The student sport pilot was flying a passenger on a local area flight when he experienced what he described as a "mushy" spot in the engine at approximately 4,500 revolutions per minute. The student pilot landed in the desert to check the engine's spark plugs. After he verified that the spark plugs were fine and performed another run up with no anomalies noted, the student pilot attempted to takeoff. As the aircraft was gaining ground speed, the student pilot saw trees and a gully quickly approaching. He decided that the aircraft would not be able to clear the trees so he reduced power and applied the brakes. The aircraft impacted the gully, the nose gear broke, and the aircraft pitched down and settled to one side. During the accident sequence, the compression strut was damaged and the mast support was bent. The student pilot indicated that he misjudged the hardness of the soil and the terrain was softer than he initially thought. Use your browsers 'back' function to return to synopsisReturn to Query Page
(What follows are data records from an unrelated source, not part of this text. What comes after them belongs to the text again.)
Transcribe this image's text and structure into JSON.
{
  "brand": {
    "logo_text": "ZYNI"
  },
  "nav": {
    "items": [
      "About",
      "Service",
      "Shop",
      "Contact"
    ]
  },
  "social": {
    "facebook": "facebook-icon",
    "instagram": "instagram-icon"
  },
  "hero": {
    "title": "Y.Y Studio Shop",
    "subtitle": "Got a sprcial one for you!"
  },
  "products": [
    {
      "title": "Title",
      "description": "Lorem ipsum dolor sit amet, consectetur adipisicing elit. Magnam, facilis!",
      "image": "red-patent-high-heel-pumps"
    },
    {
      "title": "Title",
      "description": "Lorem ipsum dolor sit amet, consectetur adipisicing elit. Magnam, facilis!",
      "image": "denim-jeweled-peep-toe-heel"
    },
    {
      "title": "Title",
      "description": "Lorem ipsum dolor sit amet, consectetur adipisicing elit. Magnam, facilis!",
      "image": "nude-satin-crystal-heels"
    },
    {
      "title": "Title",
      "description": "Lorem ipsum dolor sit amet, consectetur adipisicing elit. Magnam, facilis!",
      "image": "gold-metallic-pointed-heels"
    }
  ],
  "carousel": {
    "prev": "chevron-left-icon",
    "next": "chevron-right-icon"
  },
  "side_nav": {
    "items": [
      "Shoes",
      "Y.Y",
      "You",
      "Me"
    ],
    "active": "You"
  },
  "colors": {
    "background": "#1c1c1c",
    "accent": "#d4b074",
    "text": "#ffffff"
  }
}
According to 14 Code of Federal Regulations Part 61.89, a student pilot may not act as pilot-in-command of an aircraft that is carrying a passenger.